0 =50 +c e^{0}


so c=-50:


v =50-50 e^{-0.196 t}


which corresponds to a body accelerating under gravity (like being dropped out of a plane) and the acceleration being slowed by air resistance until it reaches a terminal velocity of 50ms^{-1}.

Let’s just make sure that we could have used our formalism to get the answer straight away without the juggling we did of the left hand side:



y=\frac{1}{e^{\int P(t) dt}}\int e^{\int P(t)dt} Q(t)dt


with P(t)=0.196 and Q(t)=t you’ll find that you do indeed get the same solution we found above.

Let’s look at another example:




I’m jumping about between different forms of notation because in general you will come across all of these and it’s useful for you to be able to translate between them.
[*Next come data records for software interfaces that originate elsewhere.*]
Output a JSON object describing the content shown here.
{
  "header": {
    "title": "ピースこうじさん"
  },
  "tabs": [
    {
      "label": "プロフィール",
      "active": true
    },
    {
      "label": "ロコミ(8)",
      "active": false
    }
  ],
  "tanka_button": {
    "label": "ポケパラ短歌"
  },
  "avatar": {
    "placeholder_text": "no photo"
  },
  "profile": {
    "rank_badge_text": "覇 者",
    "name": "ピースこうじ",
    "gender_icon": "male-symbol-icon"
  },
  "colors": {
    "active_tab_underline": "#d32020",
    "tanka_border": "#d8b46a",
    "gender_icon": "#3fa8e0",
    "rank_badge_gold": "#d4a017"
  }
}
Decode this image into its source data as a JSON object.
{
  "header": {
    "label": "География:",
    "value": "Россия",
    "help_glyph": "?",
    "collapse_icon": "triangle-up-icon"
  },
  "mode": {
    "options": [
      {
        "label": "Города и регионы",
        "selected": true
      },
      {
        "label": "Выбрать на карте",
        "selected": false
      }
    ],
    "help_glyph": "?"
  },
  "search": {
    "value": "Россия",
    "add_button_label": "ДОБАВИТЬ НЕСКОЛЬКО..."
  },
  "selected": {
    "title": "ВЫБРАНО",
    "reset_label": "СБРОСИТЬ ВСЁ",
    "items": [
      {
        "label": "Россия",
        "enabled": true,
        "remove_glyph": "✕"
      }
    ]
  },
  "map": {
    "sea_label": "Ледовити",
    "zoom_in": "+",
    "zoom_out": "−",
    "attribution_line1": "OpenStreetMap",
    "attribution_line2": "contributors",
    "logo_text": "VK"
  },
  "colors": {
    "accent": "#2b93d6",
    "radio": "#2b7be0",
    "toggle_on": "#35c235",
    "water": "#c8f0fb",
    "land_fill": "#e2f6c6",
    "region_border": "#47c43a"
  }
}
The dash is just the usual derivative and we can see here that y is supposed to be a function of a variable t. It should always be clear what the functional dependence will be just by looking at the equation.

Try running through this example like we did with the last one by getting the left hand side into a term which has a single derivative on y times some function of t. We will however simply take P(t) and Q(t) and plug it into the formalism. here P(t)=-\frac{1}{2} and Q(t)=4\sin(3t) so e^{\int P(t)}=e^{-\frac{t}{2}+c_1} and thus:


y=\frac{1}{e^{-\frac{t}{2}+c_1}}\int 4\sin(3t)e^{-\frac{t}{2}+c_1}dt=-\frac{8}{37}\left(6\cos(3t)-\sin(3t)\right)+ce^{\frac{t}{2}}


A reiteration

I think that it’s important to understand how we’re solving these first order linear differential equations. The idea is to make a rearrangement of them into a form which is very easily to solve. In order to do that we have to find a special function R(x) which allows for this transformation, but once we’ve found it and made the rearrangement, we can solve the equation with ease (modulo being able to do the integrals).

A flowchart showing the formulation of the general solution to a linear first order differential equation.

A flowchart showing the formulation of the general solution to a linear first order differential equation.

We said at the very beginning of this section that in some ways these equations are more complicated than the separable equations we first looked at, and in other ways are less complicated. The method to solve them was certainly more involved than when we solved the separable equations but it turns out that the linearity of these equations imbues them with some very special properties. In general solutions to linear equations can be combined in ways which make finding the combined effects of different solutions very easy. We will not have a chance to go into this, but suffice it to say that in general, finding solutions to non-linear equations can be incredibly complicated, but they can have some amazing behaviour.


If you had a somewhat more sophisticated differential then you could study more complex problems

How clear is this post?